From Richmond to Baghdad

Another week, another letter to the editors of the Oregonian that I expect will never see the light of day. Which is a shame, because today — Day 1,458: three days before the fourth anniversary of the invasion — is the day that the war in Iraq reaches yet another milestone: it’s lasted as long as the American Civil War.

The American Civil War had origins dating back to before the establishment of the United States, but the war itself is generally acknowledged as having begun with the attack on Fort Sumter on April 12, 1861. The Confederacy formally surrendered almost exactly four years later, when Generals Ulysses S. Grant and Robert E. Lee met at Appomattox Courthouse on April 9, 1865.

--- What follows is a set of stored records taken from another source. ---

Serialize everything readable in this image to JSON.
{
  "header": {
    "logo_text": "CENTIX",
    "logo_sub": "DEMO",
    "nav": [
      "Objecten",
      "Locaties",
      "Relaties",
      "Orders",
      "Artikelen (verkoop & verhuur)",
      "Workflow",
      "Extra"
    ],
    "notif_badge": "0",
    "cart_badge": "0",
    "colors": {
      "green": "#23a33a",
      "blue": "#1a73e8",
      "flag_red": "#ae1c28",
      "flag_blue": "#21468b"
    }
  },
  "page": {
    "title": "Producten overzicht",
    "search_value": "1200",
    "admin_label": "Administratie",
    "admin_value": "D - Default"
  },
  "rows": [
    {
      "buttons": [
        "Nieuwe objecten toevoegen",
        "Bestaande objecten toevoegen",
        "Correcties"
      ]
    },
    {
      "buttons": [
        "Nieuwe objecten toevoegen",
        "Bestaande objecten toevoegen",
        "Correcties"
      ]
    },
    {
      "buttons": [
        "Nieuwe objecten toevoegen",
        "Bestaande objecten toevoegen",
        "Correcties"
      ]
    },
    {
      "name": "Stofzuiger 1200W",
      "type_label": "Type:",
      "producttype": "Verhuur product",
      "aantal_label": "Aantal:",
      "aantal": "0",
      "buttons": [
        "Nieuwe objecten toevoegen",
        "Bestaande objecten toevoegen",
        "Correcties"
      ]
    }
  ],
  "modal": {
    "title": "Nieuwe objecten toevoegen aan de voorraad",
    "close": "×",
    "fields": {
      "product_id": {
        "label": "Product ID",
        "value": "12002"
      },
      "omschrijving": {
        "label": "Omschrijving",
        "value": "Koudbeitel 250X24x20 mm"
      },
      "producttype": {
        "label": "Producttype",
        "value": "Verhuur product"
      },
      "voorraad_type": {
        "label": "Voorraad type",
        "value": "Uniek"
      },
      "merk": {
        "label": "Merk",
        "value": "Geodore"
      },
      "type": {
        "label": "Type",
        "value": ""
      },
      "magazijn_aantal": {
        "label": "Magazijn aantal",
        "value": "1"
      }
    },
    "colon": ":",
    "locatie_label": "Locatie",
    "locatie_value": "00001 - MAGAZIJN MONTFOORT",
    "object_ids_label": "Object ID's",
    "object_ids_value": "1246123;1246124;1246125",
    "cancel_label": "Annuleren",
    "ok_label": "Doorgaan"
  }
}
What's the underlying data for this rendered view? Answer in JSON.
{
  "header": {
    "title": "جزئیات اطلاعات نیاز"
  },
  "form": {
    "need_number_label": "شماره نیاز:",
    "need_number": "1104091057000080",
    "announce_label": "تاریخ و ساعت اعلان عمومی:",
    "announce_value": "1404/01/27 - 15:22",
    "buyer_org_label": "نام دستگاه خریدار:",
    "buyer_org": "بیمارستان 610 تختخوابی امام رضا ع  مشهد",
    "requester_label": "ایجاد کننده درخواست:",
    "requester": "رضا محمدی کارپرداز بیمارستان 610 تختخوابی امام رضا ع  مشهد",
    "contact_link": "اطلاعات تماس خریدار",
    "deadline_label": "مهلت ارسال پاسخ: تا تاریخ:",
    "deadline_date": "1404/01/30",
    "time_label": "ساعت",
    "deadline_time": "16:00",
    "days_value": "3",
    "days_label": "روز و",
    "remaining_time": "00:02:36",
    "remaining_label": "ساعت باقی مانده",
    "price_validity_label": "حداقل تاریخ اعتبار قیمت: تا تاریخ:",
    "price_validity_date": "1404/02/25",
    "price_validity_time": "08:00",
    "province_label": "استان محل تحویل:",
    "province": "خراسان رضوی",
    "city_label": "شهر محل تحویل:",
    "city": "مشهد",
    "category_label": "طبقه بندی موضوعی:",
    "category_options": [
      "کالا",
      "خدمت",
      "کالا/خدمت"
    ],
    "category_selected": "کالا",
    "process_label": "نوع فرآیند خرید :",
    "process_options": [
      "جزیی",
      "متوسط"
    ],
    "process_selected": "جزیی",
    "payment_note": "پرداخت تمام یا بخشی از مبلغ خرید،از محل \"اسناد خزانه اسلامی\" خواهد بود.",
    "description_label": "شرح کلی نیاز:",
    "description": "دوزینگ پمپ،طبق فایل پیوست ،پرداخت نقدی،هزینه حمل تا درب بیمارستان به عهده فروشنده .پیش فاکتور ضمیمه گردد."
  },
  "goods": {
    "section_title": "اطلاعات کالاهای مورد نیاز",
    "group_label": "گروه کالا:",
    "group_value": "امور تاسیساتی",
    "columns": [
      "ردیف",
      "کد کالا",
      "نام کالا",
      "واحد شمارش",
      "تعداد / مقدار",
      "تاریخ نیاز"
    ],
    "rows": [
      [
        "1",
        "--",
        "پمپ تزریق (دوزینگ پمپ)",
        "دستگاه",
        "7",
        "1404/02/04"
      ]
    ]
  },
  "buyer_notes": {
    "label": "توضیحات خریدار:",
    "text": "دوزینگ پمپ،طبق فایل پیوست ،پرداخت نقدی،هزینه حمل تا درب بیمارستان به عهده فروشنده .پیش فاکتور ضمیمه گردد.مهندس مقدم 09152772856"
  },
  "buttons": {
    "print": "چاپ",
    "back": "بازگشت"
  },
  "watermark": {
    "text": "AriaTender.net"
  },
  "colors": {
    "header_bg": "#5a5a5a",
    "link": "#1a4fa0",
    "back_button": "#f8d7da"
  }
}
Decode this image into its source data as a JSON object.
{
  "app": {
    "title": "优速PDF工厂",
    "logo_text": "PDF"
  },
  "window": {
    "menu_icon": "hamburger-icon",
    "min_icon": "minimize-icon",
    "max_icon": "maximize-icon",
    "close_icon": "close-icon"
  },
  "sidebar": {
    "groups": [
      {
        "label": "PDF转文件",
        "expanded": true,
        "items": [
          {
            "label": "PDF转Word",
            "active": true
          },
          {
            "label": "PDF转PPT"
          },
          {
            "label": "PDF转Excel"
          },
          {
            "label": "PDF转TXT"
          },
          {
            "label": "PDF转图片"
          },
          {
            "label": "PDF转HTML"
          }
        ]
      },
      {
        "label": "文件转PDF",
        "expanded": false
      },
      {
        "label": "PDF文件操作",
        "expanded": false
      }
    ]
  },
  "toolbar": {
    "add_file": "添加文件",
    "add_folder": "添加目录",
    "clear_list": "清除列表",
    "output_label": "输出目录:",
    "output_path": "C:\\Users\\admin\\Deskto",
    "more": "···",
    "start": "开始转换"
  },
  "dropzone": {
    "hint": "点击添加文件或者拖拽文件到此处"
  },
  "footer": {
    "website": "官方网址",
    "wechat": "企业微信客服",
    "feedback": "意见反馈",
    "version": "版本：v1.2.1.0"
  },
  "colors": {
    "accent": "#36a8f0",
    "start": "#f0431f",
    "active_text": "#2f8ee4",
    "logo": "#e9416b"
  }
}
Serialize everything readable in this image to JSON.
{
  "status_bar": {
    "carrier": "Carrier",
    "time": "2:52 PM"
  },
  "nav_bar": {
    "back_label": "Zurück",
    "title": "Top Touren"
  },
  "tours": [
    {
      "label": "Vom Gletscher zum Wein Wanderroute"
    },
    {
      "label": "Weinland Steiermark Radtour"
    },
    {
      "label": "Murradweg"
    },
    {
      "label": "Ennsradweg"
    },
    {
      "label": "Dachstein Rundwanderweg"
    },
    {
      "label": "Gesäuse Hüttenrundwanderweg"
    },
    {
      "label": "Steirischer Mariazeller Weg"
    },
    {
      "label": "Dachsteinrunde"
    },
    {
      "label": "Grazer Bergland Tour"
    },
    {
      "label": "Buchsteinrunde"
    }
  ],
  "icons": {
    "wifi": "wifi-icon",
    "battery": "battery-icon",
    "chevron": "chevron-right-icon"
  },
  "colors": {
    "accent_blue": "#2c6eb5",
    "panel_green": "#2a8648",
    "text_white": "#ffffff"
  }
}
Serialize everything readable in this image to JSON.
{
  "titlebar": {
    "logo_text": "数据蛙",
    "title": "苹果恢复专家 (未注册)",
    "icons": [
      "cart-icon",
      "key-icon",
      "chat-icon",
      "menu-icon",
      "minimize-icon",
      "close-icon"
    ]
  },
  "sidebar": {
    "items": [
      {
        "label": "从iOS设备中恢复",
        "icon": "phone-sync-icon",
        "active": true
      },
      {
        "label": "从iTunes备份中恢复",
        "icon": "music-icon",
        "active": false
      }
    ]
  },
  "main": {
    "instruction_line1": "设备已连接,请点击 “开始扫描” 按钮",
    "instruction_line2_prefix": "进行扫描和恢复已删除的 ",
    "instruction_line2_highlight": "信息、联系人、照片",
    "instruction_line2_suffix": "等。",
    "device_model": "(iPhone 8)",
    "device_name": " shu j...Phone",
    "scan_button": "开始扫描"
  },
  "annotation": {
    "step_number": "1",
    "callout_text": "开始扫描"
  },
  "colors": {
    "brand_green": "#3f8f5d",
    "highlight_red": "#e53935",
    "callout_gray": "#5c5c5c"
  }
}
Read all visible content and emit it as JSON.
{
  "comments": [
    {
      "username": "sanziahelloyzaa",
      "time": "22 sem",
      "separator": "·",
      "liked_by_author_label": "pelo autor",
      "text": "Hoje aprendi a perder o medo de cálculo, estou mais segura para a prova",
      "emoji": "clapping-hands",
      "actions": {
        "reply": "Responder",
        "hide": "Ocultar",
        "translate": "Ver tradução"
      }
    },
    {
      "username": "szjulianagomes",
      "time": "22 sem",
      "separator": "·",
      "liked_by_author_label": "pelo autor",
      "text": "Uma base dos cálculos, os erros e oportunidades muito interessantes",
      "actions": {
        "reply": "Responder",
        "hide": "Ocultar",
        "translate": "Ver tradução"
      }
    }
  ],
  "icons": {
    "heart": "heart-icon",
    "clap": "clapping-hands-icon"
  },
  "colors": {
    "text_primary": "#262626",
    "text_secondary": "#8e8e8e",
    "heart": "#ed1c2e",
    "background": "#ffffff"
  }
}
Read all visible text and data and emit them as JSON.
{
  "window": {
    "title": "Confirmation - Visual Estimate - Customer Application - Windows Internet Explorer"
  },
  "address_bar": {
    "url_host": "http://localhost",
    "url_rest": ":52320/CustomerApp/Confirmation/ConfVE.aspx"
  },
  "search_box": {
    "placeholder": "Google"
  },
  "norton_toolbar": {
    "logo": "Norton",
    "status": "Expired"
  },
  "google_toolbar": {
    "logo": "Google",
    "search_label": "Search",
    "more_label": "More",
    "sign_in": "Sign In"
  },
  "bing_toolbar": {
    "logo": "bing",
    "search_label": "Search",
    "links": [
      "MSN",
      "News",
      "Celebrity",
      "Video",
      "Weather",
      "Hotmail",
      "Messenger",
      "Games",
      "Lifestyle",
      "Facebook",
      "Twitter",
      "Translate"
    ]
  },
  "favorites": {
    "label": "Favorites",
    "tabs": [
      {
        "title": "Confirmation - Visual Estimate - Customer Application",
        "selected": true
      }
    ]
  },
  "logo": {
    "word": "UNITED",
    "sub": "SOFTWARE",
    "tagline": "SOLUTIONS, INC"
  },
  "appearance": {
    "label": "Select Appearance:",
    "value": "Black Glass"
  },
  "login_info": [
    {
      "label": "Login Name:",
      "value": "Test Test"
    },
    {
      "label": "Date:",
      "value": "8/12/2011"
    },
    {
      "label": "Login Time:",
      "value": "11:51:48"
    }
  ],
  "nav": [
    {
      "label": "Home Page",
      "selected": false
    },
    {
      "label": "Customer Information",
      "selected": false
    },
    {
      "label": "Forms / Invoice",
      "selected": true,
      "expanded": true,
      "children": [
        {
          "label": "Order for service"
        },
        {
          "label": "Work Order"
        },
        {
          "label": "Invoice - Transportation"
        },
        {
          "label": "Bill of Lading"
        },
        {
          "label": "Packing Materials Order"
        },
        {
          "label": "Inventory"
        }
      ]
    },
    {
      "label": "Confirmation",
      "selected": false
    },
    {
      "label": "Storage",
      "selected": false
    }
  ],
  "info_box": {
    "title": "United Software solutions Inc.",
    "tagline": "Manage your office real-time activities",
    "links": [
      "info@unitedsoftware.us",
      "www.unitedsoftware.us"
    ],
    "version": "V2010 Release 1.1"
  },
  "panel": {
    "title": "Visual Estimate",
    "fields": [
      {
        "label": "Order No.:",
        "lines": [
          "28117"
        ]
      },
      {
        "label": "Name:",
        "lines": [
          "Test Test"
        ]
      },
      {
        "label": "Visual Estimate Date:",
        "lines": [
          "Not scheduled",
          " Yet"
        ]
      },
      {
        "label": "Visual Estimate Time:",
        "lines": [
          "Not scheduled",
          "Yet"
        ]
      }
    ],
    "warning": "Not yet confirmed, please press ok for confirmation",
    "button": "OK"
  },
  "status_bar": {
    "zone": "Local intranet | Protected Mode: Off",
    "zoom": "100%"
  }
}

March 16, 2007 marks the day when the war in Iraq has lasted as long as the American Civil War.

To win the Civil War, the Union Army not only had to protect the nation’s capitol — just across the Potomac from Confederate Virginia — but it had to attack and control a territory four times the size of Iraq. Technologically, the two forces were virtually evenly matched: cannons, rifles, wagons, horses.

The outcome of the war was no foregone conclusion. The Union army suffered massive defeats in the early years and incredible losses even in its victories. President Lincoln took his responsibility seriously. He knew that if the war was to be won, it had to be won expeditiously, and he removed a string of commanders he felt moved too slowly before finding Grant.

Aside from their fictions about why it was necessary to invade Iraq, the Bush administration has never shown the same willingness to commit to their own supposed goal. From the failure to send enough troops to keep the peace after the initial invasion to the lack of equipment to the recent revelations about conditions for wounded soldiers, the entire affair has been run in a lackadaisical manner. Those who advocated the war in both political parties never contemplated that they needed to do anything beyond sending some soldiers to Iraq and dropping some bombs. They’ve wanted to run the war on the cheap because then not as many people get upset about all of the dead soldiers or the rationing, or the conscription. Instead, we get tax cuts for the rich and obscene profits for private firms doing what military conscripts used to do, like heavy construction and running mess halls.

In four years, a much smaller United States of America was able to defeat the Confederate States of America. In an even shorter period of time, the United States built hundreds of ships, thousands of tanks and planes, and sent troops to the Pacific, North Africa, Asia, and Europe to help defeat the Axis powers in World War II.

The administration has had four years of failure in Iraq. It’s time for the American people to realize that the administration simply had no idea what they were getting into and no idea of what they are now doing.